"'Politics is not the art of the possible. It is choosing between the unpalatable and the disastrous'.
"This might well be where the central banks of the AME's [advanced-market economies] are now headed, absent the vigorous pursuit by governments of the alternative policies suggested above."
White then launches into a long litany of unintended and undesirable consequences of maintaining an easy monetary policy too long, some of which we can clearly see developing now. He particularly notes problems with the shadow banking system and the effects of low interest rates on insurance companies (and, I would add, pensions!).

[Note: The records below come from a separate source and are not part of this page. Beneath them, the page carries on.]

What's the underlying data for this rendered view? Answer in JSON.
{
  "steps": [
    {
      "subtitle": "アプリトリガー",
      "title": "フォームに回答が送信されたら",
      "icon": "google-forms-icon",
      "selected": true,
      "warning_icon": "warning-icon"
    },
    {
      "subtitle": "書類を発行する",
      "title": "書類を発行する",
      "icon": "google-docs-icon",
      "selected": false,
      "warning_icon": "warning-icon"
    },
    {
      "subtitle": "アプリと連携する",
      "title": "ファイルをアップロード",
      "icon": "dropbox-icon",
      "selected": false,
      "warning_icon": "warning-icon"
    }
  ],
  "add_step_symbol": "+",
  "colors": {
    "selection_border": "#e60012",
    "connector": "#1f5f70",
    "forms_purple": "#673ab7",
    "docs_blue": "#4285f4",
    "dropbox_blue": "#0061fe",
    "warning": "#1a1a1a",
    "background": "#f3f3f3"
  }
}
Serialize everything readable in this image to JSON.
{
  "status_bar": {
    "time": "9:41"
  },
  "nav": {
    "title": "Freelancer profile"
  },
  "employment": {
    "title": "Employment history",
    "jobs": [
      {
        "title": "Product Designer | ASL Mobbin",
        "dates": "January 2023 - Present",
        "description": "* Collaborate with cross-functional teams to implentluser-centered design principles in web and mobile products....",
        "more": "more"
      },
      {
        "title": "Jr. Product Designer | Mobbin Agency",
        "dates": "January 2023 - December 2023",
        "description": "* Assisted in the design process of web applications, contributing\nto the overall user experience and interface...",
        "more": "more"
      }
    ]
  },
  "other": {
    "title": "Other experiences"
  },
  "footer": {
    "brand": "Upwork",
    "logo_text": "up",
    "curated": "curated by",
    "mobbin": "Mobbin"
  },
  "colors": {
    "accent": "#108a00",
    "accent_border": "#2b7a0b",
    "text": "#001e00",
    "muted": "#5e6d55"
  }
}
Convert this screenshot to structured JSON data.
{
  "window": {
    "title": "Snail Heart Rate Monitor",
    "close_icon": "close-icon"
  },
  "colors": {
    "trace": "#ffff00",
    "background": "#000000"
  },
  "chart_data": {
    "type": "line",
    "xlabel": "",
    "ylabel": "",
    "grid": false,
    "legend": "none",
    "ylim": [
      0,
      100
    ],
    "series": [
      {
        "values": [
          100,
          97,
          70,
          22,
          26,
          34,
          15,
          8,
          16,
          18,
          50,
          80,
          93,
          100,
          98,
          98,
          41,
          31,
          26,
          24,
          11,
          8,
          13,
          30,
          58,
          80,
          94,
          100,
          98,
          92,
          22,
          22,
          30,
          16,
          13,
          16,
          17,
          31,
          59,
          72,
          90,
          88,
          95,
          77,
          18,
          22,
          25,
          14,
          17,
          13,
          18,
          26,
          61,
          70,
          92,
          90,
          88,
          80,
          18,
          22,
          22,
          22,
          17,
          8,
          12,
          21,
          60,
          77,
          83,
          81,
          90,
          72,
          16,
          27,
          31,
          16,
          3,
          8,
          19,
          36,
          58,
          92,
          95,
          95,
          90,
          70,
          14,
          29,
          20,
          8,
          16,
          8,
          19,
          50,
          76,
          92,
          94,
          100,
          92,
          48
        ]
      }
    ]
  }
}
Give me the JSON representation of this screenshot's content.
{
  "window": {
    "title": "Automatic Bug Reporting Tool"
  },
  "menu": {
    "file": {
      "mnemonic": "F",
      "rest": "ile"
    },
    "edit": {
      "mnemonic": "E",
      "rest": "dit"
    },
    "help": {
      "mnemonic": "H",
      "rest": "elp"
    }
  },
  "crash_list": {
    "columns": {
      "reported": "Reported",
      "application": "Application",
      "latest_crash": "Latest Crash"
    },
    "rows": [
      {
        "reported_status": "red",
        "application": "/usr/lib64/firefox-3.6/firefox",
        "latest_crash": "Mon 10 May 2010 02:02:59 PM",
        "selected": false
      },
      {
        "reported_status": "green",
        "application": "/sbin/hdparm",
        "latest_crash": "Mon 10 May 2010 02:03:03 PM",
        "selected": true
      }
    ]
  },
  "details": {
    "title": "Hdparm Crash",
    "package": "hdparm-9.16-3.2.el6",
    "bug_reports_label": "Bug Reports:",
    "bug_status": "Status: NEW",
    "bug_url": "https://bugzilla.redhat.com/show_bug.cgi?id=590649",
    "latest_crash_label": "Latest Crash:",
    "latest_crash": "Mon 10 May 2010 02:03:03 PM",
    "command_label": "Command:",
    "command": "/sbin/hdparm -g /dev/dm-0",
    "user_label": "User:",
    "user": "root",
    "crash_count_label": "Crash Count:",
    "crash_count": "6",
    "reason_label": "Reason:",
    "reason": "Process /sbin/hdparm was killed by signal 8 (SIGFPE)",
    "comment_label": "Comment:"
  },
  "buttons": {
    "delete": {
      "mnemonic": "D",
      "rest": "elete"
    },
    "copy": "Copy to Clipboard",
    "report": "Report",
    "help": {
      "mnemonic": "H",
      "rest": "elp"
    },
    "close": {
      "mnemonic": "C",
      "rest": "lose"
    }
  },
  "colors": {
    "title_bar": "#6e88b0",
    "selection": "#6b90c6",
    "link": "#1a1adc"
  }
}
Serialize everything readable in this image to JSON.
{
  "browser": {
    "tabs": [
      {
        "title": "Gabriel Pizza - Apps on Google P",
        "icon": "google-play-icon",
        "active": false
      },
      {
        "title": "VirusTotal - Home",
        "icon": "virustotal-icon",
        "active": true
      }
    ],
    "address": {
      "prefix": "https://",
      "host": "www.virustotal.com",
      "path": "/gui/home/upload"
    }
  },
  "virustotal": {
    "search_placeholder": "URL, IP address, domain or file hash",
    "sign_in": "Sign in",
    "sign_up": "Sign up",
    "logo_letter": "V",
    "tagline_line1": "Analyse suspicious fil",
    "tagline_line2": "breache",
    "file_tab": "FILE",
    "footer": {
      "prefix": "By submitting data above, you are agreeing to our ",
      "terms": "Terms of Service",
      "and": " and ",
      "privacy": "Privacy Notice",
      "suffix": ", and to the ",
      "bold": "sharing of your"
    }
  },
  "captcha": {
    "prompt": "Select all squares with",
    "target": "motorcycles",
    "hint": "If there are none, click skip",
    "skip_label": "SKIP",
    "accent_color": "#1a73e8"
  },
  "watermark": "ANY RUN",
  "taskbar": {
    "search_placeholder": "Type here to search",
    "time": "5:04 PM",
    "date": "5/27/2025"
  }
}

"What are the implications of ultra easy monetary policy for governments? One technical response is that it could influence the maturity structure of government debt. With a positively sloped yield curve, governments might be tempted to rely on ever shorter financing. This would leave them open to significant refinancing risks when interest rates eventually began to rise. Indeed, if the maturity structure became short enough, higher rates to fight inflationary pressure might cause a widening of the government deficit sufficient to raise fears of fiscal dominance. In the limit, monetary tightening might then raise inflationary expectations rather than lower them."
"A more fundamental effect on governments, however, is that it fosters false confidence in the sustainability of their fiscal position… Koo, Martin Wolf of the Financial Times, and others are undoubtedly right in suggesting that a debt driven private sector collapse should normally be offset by public sector stimulus. What cannot be forgotten, however, is the suddenness with which market confidence can be lost, and the fact that the Japanese situation is highly unusual in a number of ways."
If interest rates were to rise in the US to more normal levels, the deficit would explode under current spending and tax policies, destroying whatever policy solutions are reached next year.
There is no easy way to exit from current policies, and the longer one waits the more difficult it will get. This is true in the US, Europe, and Japan. It is part and parcel of the Endgame. And this is the defining challenge of our time, and especially in the US as we approach the coming election. I will attempt to outline the key economic issues next week.
John Mauldin is president of Millennium Wave Advisors, LLC, a registered investment advisor. Contact John at John@FrontlineThoughts.com.
John Mauldin is president of Millennium Wave Advisors, LLC, a registered investment advisor. All material presented herein is believed to be reliable but we cannot attest to its accuracy. Investment recommendations may change and readers are urged to check with their investment counselors before making any investment decisions.